» **Task instructions**: Check every line below for the string "background". Copy the ones that have it.

» **Input for this task**:
· · ·

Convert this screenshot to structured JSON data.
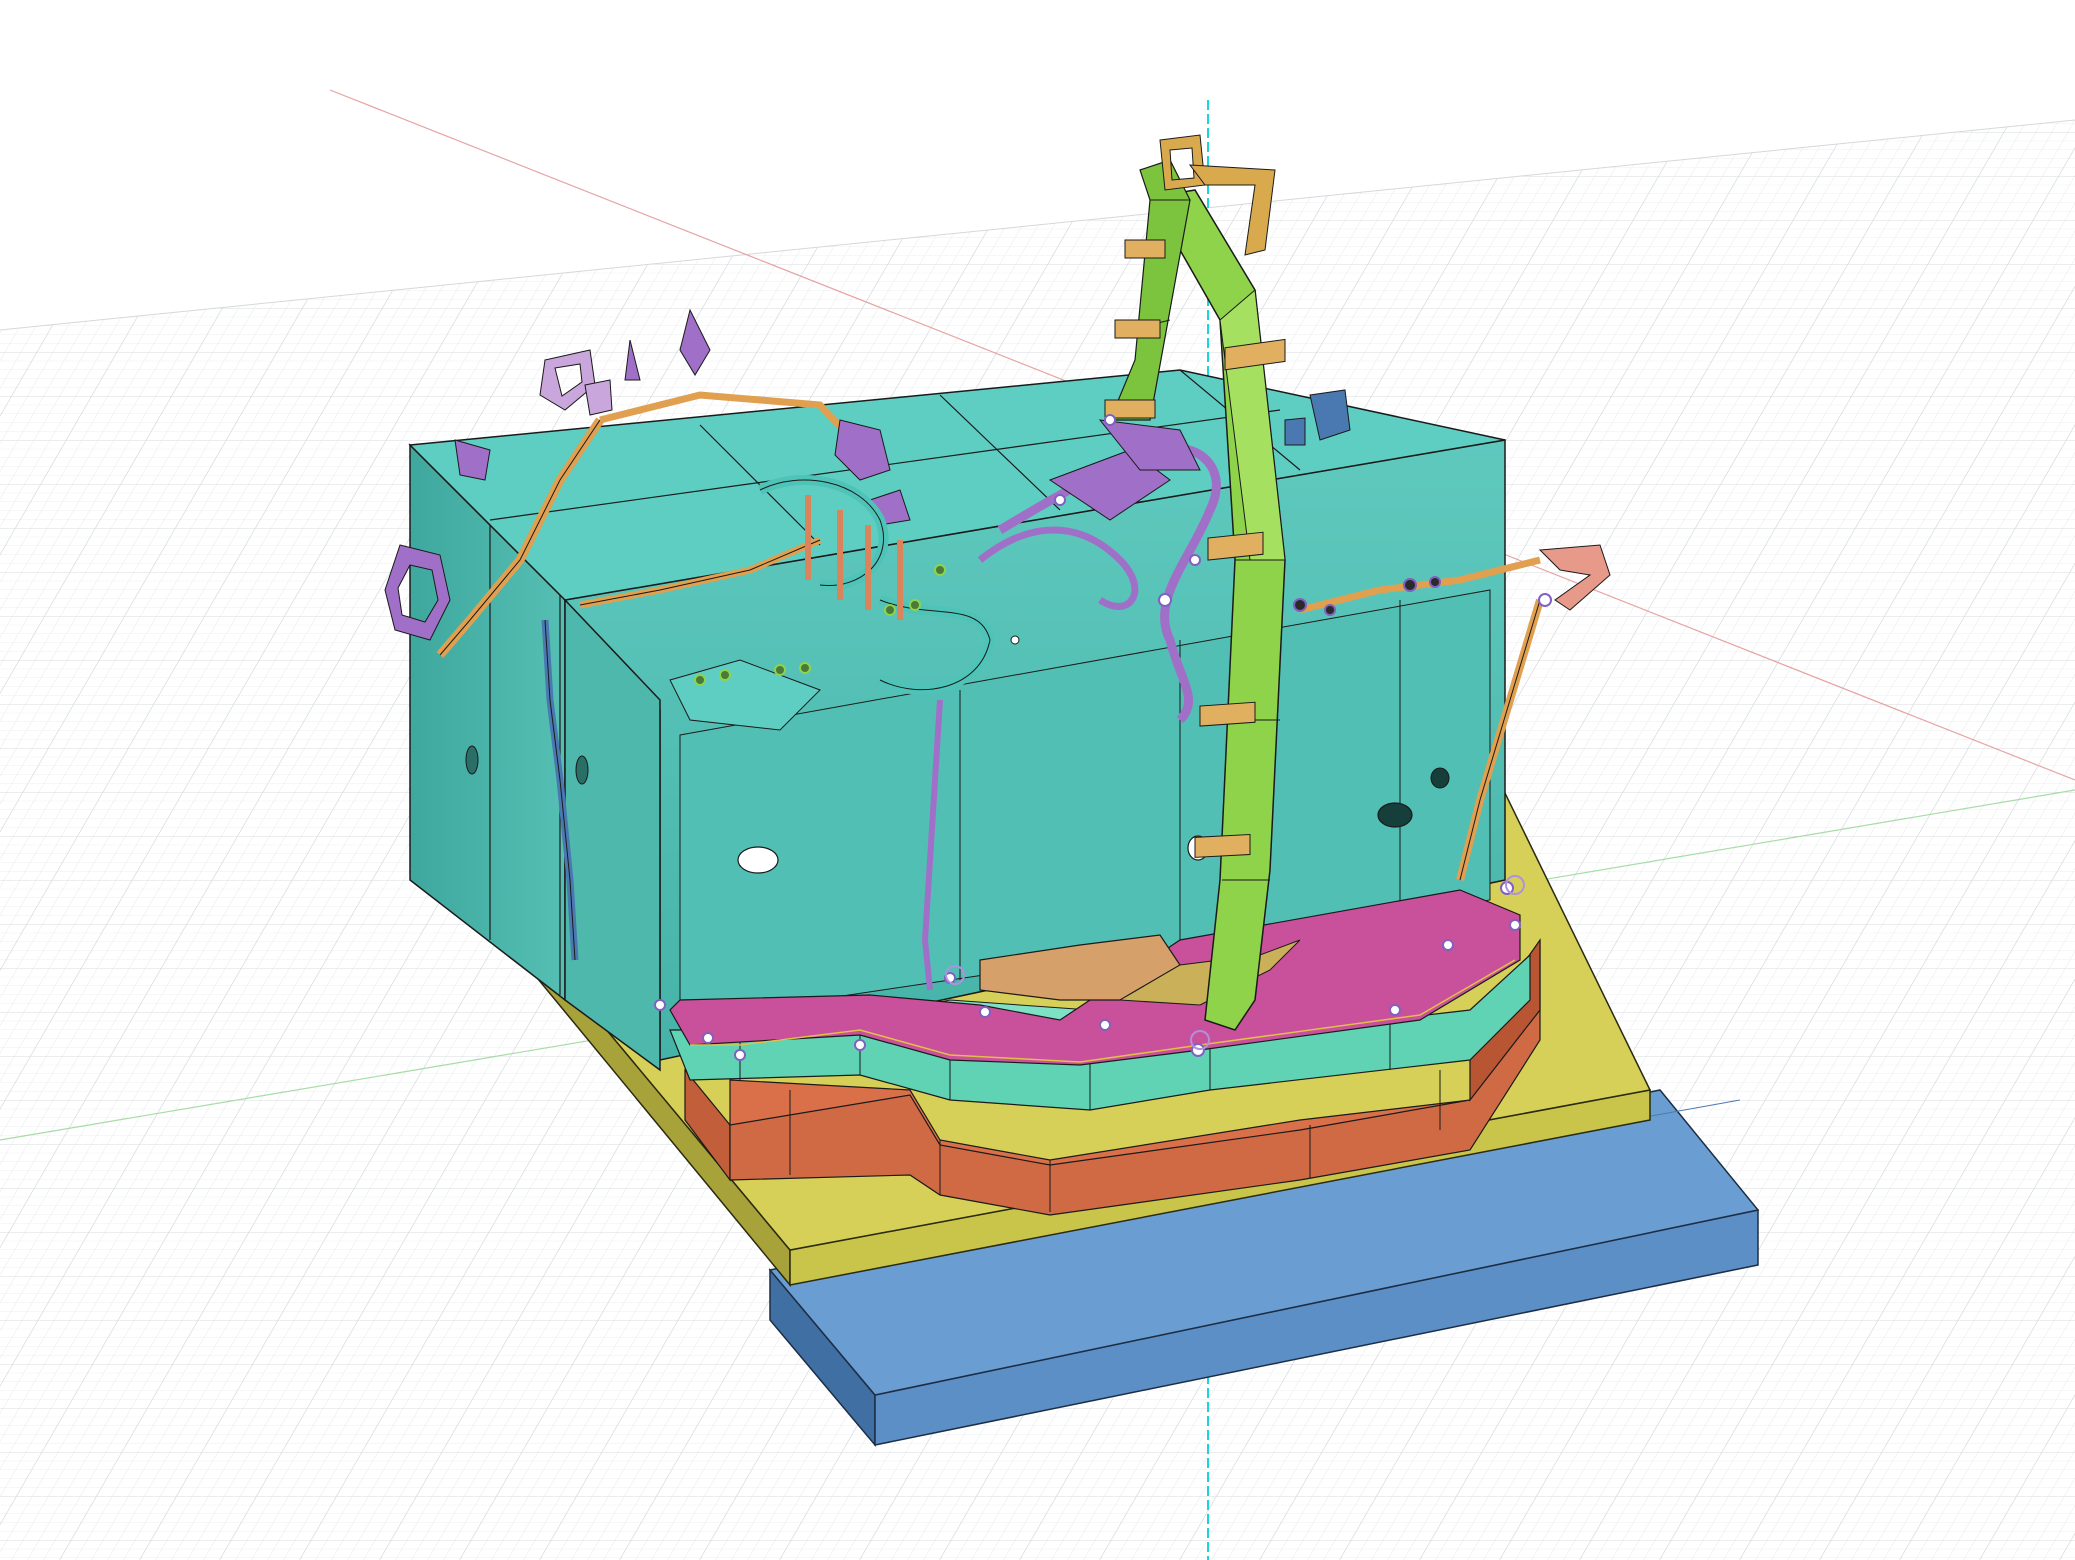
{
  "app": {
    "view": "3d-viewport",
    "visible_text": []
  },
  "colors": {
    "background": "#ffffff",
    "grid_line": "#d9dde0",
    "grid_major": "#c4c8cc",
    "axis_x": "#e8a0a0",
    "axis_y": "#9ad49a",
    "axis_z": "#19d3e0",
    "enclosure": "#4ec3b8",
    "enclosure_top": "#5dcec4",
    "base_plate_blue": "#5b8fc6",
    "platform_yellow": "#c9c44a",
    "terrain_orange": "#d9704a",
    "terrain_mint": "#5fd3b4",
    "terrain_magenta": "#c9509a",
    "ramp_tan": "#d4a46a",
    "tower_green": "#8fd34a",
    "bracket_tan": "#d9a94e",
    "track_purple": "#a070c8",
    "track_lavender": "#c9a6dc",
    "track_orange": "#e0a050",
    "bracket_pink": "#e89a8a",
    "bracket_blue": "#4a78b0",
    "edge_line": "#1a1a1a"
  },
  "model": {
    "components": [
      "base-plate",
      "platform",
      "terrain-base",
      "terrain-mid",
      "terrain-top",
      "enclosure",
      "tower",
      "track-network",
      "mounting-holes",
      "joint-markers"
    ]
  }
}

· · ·

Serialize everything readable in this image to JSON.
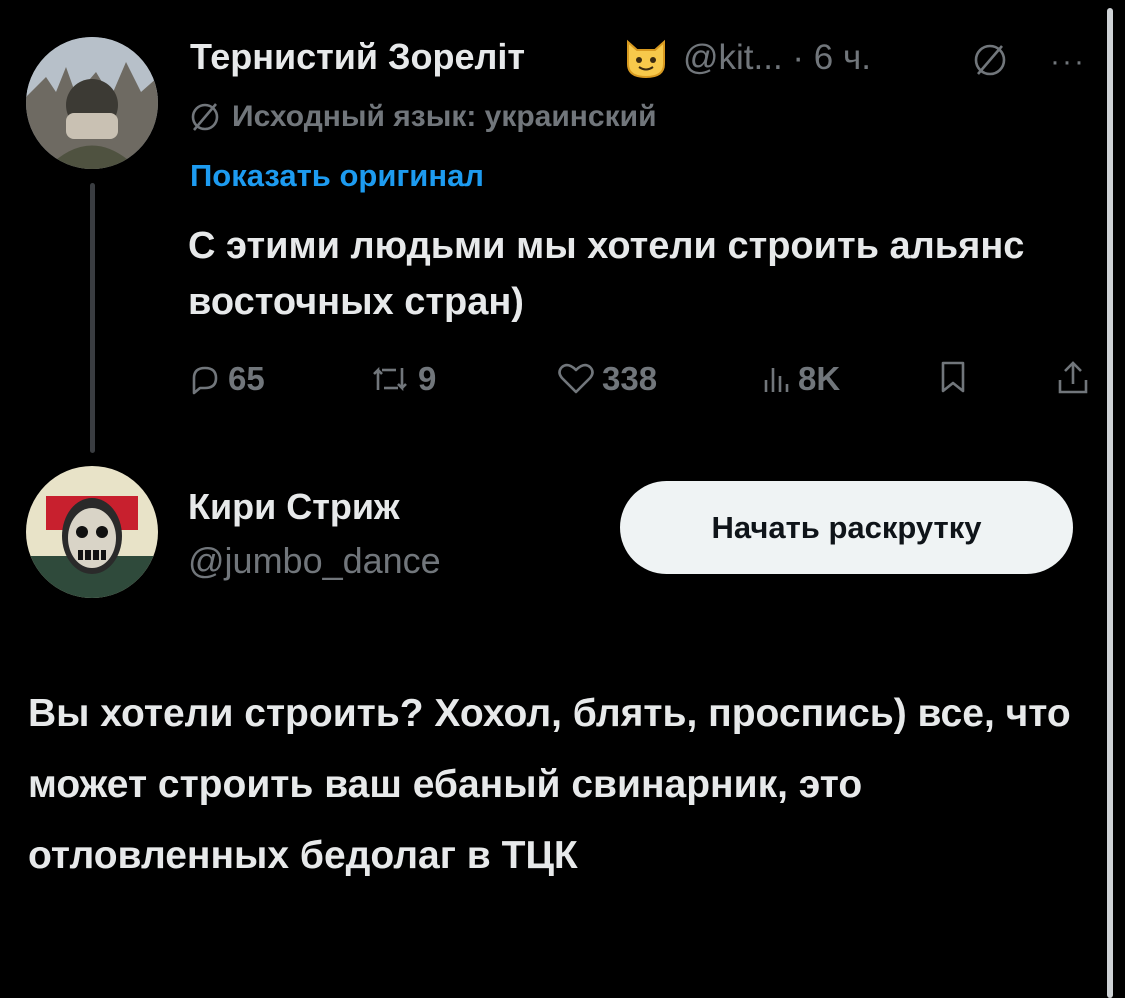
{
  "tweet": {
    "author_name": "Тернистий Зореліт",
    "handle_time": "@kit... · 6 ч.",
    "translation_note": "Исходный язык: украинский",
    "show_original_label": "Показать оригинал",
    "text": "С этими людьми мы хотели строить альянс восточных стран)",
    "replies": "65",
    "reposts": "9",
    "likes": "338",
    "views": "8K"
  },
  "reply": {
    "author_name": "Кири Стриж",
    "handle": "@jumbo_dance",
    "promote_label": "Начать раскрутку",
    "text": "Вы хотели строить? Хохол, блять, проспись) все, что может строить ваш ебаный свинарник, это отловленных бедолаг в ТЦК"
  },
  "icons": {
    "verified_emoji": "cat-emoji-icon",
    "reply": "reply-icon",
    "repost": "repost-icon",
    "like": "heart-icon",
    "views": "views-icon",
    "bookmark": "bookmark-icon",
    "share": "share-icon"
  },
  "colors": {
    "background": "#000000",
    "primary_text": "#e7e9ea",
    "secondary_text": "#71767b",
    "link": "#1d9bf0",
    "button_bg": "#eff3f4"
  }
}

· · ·

» **Task answer**:
    "background": "#ffffff",
    "background": "#000000",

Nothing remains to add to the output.